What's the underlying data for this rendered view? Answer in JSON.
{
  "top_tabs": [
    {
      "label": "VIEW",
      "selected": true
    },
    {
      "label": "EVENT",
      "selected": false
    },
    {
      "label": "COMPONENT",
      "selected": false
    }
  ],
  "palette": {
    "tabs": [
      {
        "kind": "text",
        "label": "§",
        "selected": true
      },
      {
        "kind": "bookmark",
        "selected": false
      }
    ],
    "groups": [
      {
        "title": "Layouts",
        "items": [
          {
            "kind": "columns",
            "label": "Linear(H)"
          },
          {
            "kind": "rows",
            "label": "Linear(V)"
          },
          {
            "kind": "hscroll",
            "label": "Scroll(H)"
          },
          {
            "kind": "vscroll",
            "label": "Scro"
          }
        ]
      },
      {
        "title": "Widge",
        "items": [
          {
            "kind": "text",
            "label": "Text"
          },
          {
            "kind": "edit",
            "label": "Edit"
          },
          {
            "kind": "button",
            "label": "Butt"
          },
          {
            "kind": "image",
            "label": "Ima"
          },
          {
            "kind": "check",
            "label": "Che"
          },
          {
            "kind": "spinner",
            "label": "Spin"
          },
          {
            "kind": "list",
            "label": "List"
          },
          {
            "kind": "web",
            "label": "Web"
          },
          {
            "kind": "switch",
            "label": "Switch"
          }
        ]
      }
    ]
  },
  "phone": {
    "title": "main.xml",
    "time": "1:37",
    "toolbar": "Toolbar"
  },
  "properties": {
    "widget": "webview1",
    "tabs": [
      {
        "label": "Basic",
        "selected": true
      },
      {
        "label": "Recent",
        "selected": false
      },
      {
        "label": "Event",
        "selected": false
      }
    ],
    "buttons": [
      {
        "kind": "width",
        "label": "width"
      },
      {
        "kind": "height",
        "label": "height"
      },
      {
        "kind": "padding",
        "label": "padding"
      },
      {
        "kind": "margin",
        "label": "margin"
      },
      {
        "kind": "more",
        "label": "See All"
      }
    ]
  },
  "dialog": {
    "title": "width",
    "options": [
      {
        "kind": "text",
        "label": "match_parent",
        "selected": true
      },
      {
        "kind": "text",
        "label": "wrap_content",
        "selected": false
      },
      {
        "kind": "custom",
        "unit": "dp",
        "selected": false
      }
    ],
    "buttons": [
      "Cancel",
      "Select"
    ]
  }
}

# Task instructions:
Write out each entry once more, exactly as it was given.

# Exercise output:
What's the underlying data for this rendered view? Answer in JSON.
{
  "top_tabs": [
    {
      "label": "VIEW",
      "selected": true
    },
    {
      "label": "EVENT",
      "selected": false
    },
    {
      "label": "COMPONENT",
      "selected": false
    }
  ],
  "palette": {
    "tabs": [
      {
        "kind": "text",
        "label": "§",
        "selected": true
      },
      {
        "kind": "bookmark",
        "selected": false
      }
    ],
    "groups": [
      {
        "title": "Layouts",
        "items": [
          {
            "kind": "columns",
            "label": "Linear(H)"
          },
          {
            "kind": "rows",
            "label": "Linear(V)"
          },
          {
            "kind": "hscroll",
            "label": "Scroll(H)"
          },
          {
            "kind": "vscroll",
            "label": "Scro"
          }
        ]
      },
      {
        "title": "Widge",
        "items": [
          {
            "kind": "text",
            "label": "Text"
          },
          {
            "kind": "edit",
            "label": "Edit"
          },
          {
            "kind": "button",
            "label": "Butt"
          },
          {
            "kind": "image",
            "label": "Ima"
          },
          {
            "kind": "check",
            "label": "Che"
          },
          {
            "kind": "spinner",
            "label": "Spin"
          },
          {
            "kind": "list",
            "label": "List"
          },
          {
            "kind": "web",
            "label": "Web"
          },
          {
            "kind": "switch",
            "label": "Switch"
          }
        ]
      }
    ]
  },
  "phone": {
    "title": "main.xml",
    "time": "1:37",
    "toolbar": "Toolbar"
  },
  "properties": {
    "widget": "webview1",
    "tabs": [
      {
        "label": "Basic",
        "selected": true
      },
      {
        "label": "Recent",
        "selected": false
      },
      {
        "label": "Event",
        "selected": false
      }
    ],
    "buttons": [
      {
        "kind": "width",
        "label": "width"
      },
      {
        "kind": "height",
        "label": "height"
      },
      {
        "kind": "padding",
        "label": "padding"
      },
      {
        "kind": "margin",
        "label": "margin"
      },
      {
        "kind": "more",
        "label": "See All"
      }
    ]
  },
  "dialog": {
    "title": "width",
    "options": [
      {
        "kind": "text",
        "label": "match_parent",
        "selected": true
      },
      {
        "kind": "text",
        "label": "wrap_content",
        "selected": false
      },
      {
        "kind": "custom",
        "unit": "dp",
        "selected": false
      }
    ],
    "buttons": [
      "Cancel",
      "Select"
    ]
  }
}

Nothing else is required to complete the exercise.